> WHAT THE EXERCISE ASKS
Across the whole listing, filter for the string "title" and copy every line that has it.

> ENTRIES PROVIDED
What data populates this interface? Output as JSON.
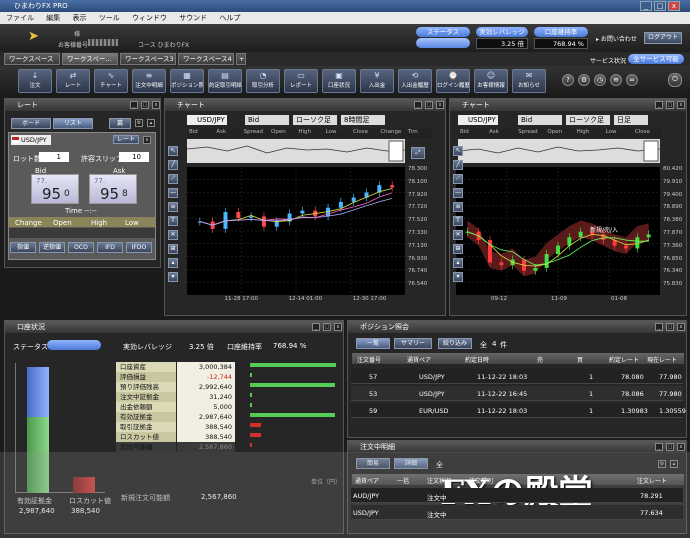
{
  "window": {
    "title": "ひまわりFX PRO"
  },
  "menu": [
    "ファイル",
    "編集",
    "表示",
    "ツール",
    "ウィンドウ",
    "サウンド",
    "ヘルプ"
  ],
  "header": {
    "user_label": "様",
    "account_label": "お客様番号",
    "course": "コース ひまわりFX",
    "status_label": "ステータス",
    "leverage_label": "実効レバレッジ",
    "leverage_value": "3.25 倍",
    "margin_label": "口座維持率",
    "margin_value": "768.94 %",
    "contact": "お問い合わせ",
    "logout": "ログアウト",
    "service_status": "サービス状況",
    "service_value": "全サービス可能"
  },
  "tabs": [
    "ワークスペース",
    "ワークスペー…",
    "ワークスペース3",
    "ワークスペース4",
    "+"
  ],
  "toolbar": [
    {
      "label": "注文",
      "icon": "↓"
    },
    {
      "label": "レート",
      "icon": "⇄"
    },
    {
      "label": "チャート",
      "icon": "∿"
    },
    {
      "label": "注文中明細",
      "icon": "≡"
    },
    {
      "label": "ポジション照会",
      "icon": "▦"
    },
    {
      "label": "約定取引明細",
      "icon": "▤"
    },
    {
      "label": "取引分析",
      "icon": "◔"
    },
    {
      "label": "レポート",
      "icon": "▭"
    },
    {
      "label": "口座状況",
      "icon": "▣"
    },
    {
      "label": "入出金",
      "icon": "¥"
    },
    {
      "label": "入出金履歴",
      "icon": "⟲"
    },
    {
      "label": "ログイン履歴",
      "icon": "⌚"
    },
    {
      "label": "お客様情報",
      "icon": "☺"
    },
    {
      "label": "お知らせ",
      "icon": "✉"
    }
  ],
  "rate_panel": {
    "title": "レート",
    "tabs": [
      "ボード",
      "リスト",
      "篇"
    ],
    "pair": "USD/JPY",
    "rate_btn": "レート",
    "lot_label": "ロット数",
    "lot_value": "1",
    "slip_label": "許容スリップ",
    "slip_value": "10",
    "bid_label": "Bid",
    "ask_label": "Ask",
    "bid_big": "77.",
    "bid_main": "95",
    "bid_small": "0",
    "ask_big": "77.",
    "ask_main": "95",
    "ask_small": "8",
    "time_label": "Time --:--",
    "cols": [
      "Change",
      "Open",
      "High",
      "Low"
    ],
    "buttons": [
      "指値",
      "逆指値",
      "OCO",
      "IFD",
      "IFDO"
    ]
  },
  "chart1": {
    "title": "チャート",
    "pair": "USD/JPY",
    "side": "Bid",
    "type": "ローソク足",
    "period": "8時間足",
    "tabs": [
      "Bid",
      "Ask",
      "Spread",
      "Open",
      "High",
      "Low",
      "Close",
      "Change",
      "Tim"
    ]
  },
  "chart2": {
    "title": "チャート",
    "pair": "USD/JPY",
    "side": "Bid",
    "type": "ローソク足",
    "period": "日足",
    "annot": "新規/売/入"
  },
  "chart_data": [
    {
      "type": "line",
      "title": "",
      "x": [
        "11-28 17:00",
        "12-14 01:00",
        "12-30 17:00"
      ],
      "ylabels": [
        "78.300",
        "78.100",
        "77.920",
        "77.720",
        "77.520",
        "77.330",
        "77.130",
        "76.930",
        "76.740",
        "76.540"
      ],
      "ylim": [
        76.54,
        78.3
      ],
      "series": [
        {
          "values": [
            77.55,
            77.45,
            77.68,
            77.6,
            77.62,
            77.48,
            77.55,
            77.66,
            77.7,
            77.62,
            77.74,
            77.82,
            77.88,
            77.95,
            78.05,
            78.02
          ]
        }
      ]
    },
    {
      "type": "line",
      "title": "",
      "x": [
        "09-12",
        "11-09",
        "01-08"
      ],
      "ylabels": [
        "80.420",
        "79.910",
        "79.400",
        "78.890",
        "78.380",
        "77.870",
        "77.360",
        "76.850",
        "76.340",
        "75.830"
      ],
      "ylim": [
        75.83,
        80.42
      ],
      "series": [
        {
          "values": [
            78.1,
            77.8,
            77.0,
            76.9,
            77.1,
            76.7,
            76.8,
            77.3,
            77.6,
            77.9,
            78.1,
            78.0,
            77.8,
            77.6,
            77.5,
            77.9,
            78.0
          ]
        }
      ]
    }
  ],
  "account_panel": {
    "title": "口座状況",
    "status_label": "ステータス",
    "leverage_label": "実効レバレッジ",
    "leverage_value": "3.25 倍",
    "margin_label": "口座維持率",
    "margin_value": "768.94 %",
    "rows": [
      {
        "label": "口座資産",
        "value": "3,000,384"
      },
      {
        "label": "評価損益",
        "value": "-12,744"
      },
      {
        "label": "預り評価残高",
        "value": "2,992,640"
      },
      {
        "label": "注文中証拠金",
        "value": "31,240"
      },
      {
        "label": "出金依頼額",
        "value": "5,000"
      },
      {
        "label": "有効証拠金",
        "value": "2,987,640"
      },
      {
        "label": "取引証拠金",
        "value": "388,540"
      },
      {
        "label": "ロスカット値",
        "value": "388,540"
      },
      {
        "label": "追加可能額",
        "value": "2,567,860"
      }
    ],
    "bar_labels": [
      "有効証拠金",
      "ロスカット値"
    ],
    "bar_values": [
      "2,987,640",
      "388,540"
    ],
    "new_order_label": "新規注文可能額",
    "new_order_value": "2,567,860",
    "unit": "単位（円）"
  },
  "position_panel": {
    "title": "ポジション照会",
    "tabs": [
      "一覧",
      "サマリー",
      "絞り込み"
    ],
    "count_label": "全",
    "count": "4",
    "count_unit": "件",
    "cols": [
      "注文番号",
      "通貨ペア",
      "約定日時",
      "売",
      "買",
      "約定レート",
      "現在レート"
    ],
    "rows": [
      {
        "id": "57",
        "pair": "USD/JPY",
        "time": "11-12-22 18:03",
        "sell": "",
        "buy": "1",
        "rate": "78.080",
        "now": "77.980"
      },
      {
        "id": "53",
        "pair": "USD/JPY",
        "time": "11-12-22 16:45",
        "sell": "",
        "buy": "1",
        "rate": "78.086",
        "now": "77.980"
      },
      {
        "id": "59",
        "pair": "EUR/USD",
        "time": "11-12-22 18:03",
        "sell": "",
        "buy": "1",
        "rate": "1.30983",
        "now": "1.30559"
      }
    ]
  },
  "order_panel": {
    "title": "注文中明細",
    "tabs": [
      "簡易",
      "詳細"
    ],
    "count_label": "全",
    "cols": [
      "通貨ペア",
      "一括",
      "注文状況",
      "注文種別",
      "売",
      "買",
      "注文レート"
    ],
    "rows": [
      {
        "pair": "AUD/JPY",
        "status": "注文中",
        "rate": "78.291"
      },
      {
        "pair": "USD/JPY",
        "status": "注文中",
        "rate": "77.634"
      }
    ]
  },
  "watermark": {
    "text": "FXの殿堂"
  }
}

> SOLVED PROBLEM
    "title": "ひまわりFX PRO"
    "title": "レート",
    "title": "チャート",
    "title": "チャート",
      "title": "",
      "title": "",
    "title": "口座状況",
    "title": "ポジション照会",
    "title": "注文中明細",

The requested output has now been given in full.